In fact, in 2011, CellCentric joined a group of leading academic researchers around the world to investigate epigenetic mechanisms underlying diabetes, with CellCentric being the sole commercial partner in the consortium that hoped to find new targets for small-molecule therapeutics. Although CellCentric's primary focus is in prostate, breast and colon cancer, it noted that the involvement in the new consortium "expands the company's leading epigenetic mechanistic understanding to other areas associated with epigenetic loss of cell fate control."
For its part, ZoBio has touted a pair of other deals in recent months, the most recent of which is a deal inked in January with Heptares Therapeutics—a collaboration to discover fragment ligands for Heptares' stabilized GPCRs, which it has dubbed StaRs. Under the agreement, ZoBio will first develop methods to rapidly extract and immobilize a GPCR target designated by Heptares. Subsequently, ZoBio will apply its proprietary TINS technology to screen a library of drug fragments for specific binding to the target.
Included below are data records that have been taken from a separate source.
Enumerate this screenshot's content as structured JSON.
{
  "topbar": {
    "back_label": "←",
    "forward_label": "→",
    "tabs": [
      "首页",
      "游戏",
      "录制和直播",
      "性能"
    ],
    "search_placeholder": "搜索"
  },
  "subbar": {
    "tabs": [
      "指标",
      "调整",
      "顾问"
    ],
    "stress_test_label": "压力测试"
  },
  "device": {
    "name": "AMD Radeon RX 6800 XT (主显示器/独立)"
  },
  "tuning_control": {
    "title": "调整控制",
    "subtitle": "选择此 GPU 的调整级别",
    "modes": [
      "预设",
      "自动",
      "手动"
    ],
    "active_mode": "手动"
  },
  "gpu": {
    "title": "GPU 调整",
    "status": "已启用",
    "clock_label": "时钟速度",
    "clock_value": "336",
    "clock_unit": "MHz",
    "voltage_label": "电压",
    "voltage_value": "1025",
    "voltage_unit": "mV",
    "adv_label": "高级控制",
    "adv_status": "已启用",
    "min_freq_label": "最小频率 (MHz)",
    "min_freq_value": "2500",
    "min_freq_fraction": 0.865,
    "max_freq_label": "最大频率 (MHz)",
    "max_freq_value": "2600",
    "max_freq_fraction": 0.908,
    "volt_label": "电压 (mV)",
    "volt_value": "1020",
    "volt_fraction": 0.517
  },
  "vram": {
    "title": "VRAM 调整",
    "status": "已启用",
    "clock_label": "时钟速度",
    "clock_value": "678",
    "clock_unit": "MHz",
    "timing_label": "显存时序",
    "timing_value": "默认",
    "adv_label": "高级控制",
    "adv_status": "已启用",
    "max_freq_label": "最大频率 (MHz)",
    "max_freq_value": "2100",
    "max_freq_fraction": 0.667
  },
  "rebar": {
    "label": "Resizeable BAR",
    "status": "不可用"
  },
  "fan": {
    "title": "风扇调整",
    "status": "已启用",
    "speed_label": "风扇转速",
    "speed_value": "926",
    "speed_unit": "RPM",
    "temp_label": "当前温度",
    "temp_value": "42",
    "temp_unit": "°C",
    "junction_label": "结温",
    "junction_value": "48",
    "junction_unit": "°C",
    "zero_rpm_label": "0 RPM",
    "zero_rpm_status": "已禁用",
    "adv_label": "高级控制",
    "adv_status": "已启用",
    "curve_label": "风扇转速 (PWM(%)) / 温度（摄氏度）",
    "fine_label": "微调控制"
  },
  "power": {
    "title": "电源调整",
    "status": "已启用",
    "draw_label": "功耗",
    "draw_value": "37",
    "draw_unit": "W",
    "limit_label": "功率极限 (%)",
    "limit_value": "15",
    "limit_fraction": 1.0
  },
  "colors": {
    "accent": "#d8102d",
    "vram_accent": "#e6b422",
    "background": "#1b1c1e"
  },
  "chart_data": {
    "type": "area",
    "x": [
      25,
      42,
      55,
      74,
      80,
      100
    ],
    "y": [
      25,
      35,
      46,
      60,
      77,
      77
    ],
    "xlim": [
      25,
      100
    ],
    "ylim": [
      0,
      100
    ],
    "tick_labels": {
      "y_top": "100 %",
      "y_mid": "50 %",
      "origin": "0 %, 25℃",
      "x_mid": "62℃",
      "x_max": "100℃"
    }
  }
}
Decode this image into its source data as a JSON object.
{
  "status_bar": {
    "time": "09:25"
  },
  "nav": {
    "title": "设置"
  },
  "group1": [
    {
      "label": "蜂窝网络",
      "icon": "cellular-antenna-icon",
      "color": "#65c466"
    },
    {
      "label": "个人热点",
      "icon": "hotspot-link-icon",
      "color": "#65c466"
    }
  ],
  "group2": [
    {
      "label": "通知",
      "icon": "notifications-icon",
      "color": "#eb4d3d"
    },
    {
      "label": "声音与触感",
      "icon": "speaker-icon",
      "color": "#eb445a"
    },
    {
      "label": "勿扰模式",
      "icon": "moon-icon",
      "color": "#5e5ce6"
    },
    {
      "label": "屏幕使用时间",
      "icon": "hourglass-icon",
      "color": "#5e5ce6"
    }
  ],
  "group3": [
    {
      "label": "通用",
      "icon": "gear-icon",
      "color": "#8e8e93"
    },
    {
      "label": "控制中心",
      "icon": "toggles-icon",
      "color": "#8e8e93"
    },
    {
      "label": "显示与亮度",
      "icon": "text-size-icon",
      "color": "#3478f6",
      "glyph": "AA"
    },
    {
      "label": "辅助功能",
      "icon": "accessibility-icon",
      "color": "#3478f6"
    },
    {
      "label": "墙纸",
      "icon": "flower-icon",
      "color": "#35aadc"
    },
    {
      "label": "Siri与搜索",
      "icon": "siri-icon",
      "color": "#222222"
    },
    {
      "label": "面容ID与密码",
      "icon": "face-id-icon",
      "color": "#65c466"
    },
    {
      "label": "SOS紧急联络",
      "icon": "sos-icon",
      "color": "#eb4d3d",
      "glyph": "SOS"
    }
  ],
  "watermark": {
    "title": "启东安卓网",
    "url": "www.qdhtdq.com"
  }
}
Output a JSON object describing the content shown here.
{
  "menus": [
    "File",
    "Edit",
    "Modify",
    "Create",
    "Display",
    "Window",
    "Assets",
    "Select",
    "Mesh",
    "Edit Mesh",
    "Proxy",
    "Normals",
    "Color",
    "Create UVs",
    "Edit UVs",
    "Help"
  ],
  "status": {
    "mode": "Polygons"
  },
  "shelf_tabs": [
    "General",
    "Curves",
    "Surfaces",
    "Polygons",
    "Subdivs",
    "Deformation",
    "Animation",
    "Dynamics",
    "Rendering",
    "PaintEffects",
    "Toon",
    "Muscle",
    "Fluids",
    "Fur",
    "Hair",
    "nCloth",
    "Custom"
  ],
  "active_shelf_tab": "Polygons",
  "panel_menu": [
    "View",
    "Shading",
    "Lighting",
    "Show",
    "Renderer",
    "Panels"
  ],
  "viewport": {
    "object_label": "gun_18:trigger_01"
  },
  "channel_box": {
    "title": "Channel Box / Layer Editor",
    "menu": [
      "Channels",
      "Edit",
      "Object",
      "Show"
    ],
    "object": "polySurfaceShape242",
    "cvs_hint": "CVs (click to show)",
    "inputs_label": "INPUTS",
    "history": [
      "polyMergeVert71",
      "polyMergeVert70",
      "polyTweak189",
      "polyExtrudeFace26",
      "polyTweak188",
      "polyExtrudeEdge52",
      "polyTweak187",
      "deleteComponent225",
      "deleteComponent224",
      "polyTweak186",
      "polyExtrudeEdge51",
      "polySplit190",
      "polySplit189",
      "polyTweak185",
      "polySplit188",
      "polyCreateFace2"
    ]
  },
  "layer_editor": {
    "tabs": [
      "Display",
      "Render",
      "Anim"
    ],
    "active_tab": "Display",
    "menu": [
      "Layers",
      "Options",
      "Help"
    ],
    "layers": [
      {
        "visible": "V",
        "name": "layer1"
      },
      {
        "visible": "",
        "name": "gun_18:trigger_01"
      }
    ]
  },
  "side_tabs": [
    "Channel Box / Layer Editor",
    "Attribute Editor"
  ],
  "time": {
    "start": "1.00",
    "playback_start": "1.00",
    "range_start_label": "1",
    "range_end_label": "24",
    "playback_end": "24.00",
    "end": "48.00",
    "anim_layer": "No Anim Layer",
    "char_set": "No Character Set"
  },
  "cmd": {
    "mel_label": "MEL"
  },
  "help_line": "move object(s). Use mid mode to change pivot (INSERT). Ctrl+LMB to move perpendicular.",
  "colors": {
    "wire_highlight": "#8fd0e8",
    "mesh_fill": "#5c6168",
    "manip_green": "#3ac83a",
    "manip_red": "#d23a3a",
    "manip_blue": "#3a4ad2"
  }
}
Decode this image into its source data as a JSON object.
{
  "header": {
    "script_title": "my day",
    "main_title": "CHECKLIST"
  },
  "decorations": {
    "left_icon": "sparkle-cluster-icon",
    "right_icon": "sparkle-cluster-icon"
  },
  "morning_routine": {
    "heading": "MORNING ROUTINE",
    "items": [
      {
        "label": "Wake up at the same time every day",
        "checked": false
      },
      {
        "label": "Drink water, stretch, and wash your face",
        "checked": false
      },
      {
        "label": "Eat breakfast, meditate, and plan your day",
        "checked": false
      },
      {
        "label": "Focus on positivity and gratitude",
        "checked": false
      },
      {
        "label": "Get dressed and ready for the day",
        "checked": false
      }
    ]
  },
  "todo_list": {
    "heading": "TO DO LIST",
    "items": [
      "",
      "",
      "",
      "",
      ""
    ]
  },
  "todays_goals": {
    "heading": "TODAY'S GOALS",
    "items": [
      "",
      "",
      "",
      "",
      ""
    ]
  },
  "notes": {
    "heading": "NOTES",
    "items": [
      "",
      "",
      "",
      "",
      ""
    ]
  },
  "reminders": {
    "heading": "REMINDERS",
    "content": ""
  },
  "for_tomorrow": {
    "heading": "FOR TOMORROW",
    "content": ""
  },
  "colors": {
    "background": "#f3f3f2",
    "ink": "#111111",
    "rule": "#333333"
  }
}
Also, in September 2011, ZoBio reached an agreement to supply a variety of biophysics research services to Abbott in the area of hit matter discovery and characterization. Among the services to be provided, ZoBio will use its proprietary TINS technology for ligand discovery on a variety of targets designated by Abbott. Orthogonal validation will be provided through ZoBio's Biacore instrumentation.